NHS VAT refund changes: public sector collaborations to benefit

NHS VAT refund changes: public sector collaborations to benefit

In a major boost to public sector collaborations, the Treasury has proposed changes to the way NHS bodies and government departments (“GDs”) recover their VAT costs. If the changes are implemented, they will remove a major obstacle to collaboration and partnership arrangements between local, police and fire authorities and the NHS and GDs.

The activities of public bodies are mainly outside the scope of VAT, or “non-business”.  The VAT system does not allow the recovery of VAT costs related to non-business activities but there are special rules for local, police and fire authorities and the NHS and GDs.

NHS and GDs receive VAT refunds under section 41 of the 1994 VAT Act, but the refunds are restricted to certain defined “contracted-out services”; however, no VAT is refunded on the VAT cost of goods used for any non-business activities.
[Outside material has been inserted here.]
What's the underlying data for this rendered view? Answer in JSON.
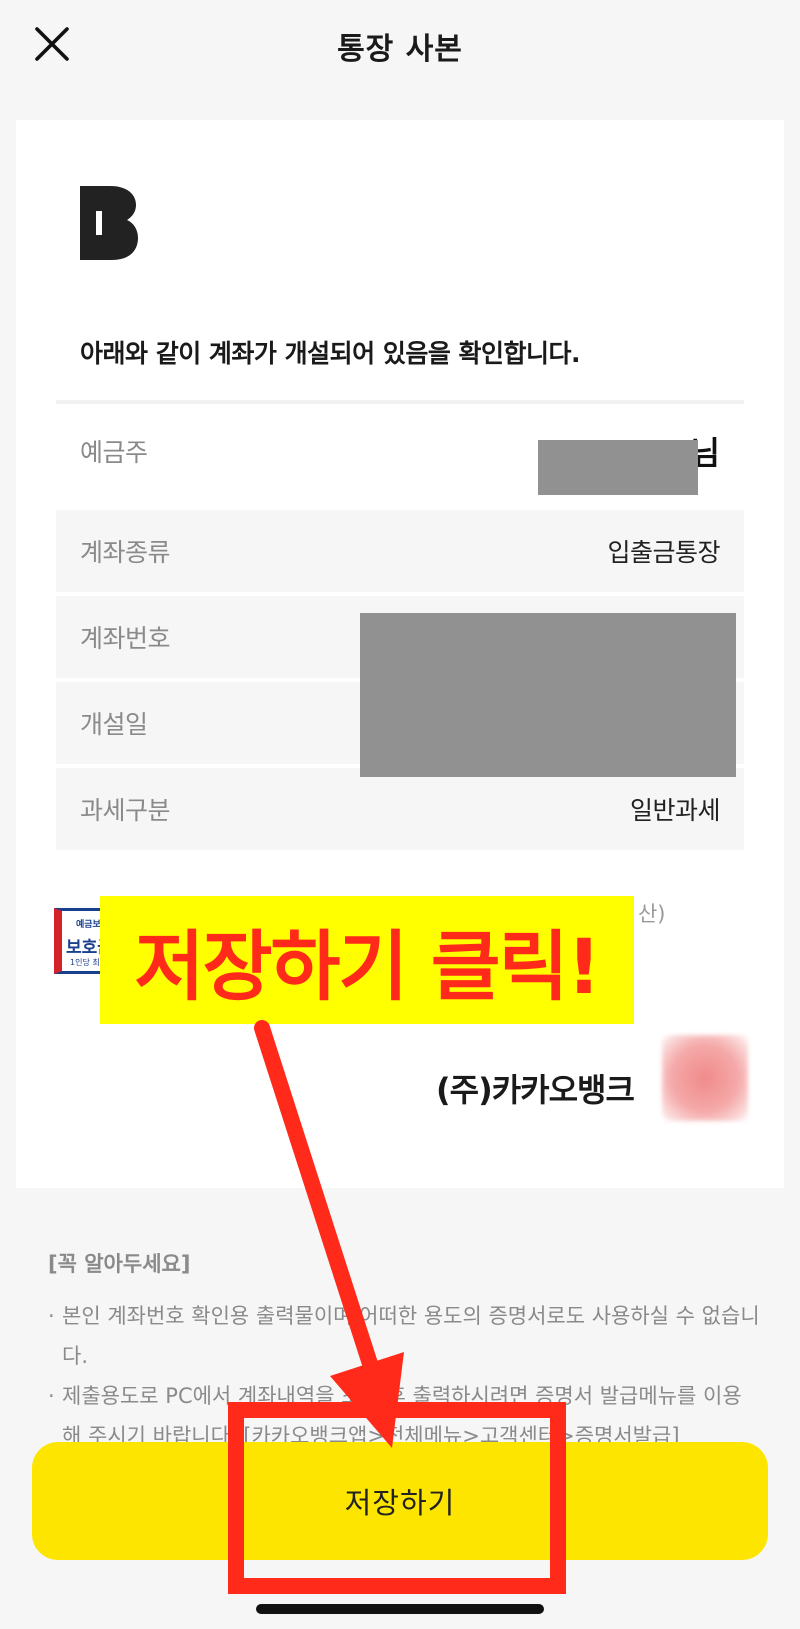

Local, police and fire authorities receive refunds under section 33 of the 1994 VAT Act, without any restrictions.

The Treasury proposal is that NHS and GDs will be allowed full VAT refunds in relation to non-business activities, akin to the refunds under section 33 of the 1994 VAT Act. This would mean that the VAT costs related to NHS and GD’s non-business activities would be recoverable without distinction between goods and services, and for all types of supplies received. (There will be restrictions on the recovery of VAT costs on the normal “blocked” supplies, and in relation to exempt business activities.)
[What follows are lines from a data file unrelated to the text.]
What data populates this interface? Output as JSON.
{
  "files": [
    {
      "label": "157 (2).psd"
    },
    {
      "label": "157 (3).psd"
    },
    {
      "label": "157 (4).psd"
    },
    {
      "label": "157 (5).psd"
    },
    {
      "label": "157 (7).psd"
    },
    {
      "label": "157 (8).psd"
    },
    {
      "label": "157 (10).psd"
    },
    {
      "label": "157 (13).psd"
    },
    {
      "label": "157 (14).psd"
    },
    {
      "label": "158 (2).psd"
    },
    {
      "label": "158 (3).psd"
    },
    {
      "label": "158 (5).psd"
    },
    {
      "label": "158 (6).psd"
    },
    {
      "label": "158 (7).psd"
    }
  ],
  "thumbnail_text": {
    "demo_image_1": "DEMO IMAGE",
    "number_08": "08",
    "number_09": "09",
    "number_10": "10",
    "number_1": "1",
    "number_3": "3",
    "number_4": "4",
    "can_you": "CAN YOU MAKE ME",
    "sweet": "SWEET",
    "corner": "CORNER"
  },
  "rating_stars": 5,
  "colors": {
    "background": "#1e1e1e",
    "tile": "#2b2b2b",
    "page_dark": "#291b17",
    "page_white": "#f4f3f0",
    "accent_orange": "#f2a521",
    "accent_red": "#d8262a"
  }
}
If the proposed change is enacted, it will have major beneficial consequences for the collaboration and partnership arrangements of local, police and fire authorities and NHS bodies and GDs. The current refund mechanism in section 41 often prevents or complicates collaboration and partnership arrangements by creating irrecoverable VAT costs for NHS bodies and GDs.  Examples PSTAX has advised on include:

  • blue light service co-location projects, where the ambulance services participation were threatened as the VAT costs were prohibitive;
  • pooled budget arrangements between local authorities and NHS trusts;
  • partnership working between local authorities and CCGs; and
  • social care reform.
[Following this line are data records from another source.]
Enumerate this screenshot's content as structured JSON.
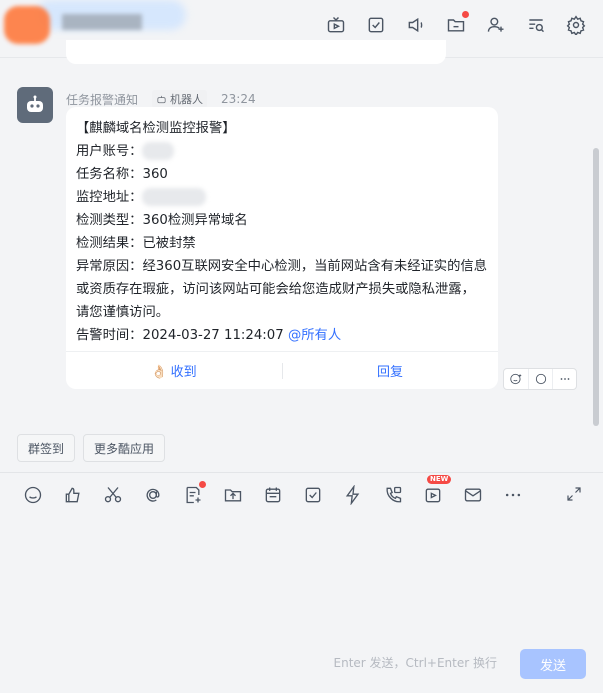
{
  "header": {
    "icons": [
      "video-icon",
      "todo-check-icon",
      "announcement-icon",
      "folder-icon",
      "add-member-icon",
      "search-chat-icon",
      "settings-icon"
    ]
  },
  "message": {
    "sender": "任务报警通知",
    "sender_tag": "机器人",
    "time": "23:24",
    "title": "【麒麟域名检测监控报警】",
    "fields": {
      "account_label": "用户账号：",
      "task_label": "任务名称：",
      "task_value": "360",
      "monitor_label": "监控地址：",
      "type_label": "检测类型：",
      "type_value": "360检测异常域名",
      "result_label": "检测结果：",
      "result_value": "已被封禁",
      "reason_label": "异常原因：",
      "reason_value": "经360互联网安全中心检测，当前网站含有未经证实的信息或资质存在瑕疵，访问该网站可能会给您造成财产损失或隐私泄露，请您谨慎访问。",
      "alert_time_label": "告警时间：",
      "alert_time_value": "2024-03-27 11:24:07",
      "mention": "@所有人"
    },
    "actions": {
      "received_emoji": "👌🏻",
      "received": "收到",
      "reply": "回复"
    }
  },
  "quick_chips": [
    "群签到",
    "更多酷应用"
  ],
  "composer": {
    "tool_icons": [
      "emoji-icon",
      "thumbs-up-icon",
      "scissors-icon",
      "at-icon",
      "doc-add-icon",
      "upload-file-icon",
      "calendar-icon",
      "task-icon",
      "flash-icon",
      "phone-icon",
      "video-meeting-icon",
      "mail-icon",
      "more-icon"
    ],
    "new_badge": "NEW",
    "hint": "Enter 发送，Ctrl+Enter 换行",
    "send": "发送"
  },
  "colors": {
    "accent": "#3370ff",
    "badge_red": "#f54a45",
    "send_disabled": "#a8c4ff"
  }
}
With a less-restricted VAT recovery for NHS and GDs, these types of issue will be avoided.

The Treasury will publish a policy paper soon, but in the meantime it has asked relevant stakeholders (such as NHS bodies and the HFMA) to provide it information about how much VAT is recoverable and irrecoverable under section 41.

The changes are intended to be fiscally-neutral, and the information requested is designed in part to allow future budgets to be adjusted to take account of the additional VAT refunds for the NHS and GDs that will arise from the proposal.

Nick Burrows


07805 449651

Peter Gladdish


07977 513735